[Page and application data records]
►
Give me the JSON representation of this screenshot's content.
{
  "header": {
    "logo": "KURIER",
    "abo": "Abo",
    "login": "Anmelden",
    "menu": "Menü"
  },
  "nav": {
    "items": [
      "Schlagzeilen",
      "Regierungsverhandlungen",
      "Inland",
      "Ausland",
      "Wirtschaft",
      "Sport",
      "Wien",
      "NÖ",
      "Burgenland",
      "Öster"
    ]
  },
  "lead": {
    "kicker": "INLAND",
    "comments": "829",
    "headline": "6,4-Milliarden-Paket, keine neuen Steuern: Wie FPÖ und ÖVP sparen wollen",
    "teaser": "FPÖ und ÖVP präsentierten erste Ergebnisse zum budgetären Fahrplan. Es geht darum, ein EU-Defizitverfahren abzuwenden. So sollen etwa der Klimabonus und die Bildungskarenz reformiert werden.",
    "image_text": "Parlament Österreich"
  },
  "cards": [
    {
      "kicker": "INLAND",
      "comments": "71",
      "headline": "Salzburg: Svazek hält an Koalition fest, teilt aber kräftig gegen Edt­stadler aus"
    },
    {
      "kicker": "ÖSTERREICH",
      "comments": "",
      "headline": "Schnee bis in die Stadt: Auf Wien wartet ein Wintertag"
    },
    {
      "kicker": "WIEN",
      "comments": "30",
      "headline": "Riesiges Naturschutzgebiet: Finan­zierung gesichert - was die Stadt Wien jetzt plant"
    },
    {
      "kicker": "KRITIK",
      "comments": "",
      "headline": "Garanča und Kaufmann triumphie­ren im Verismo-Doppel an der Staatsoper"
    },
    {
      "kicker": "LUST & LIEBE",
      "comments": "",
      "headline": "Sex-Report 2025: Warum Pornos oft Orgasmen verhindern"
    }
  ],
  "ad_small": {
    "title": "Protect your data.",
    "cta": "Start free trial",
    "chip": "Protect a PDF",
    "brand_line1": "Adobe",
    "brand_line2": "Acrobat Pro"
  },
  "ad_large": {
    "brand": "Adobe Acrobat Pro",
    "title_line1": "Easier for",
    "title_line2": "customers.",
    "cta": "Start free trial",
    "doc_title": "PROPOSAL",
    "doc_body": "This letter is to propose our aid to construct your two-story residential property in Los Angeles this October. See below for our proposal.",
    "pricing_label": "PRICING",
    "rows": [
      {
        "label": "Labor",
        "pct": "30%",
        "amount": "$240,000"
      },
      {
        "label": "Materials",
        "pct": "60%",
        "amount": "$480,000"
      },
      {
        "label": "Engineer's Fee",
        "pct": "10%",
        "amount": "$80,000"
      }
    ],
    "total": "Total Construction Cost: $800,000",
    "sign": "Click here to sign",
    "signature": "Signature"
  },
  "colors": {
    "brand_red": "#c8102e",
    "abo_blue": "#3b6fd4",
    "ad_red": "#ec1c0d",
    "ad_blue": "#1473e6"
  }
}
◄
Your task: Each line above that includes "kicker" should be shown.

Finished task:
    "kicker": "INLAND",
      "kicker": "INLAND",
      "kicker": "ÖSTERREICH",
      "kicker": "WIEN",
      "kicker": "KRITIK",
      "kicker": "LUST & LIEBE",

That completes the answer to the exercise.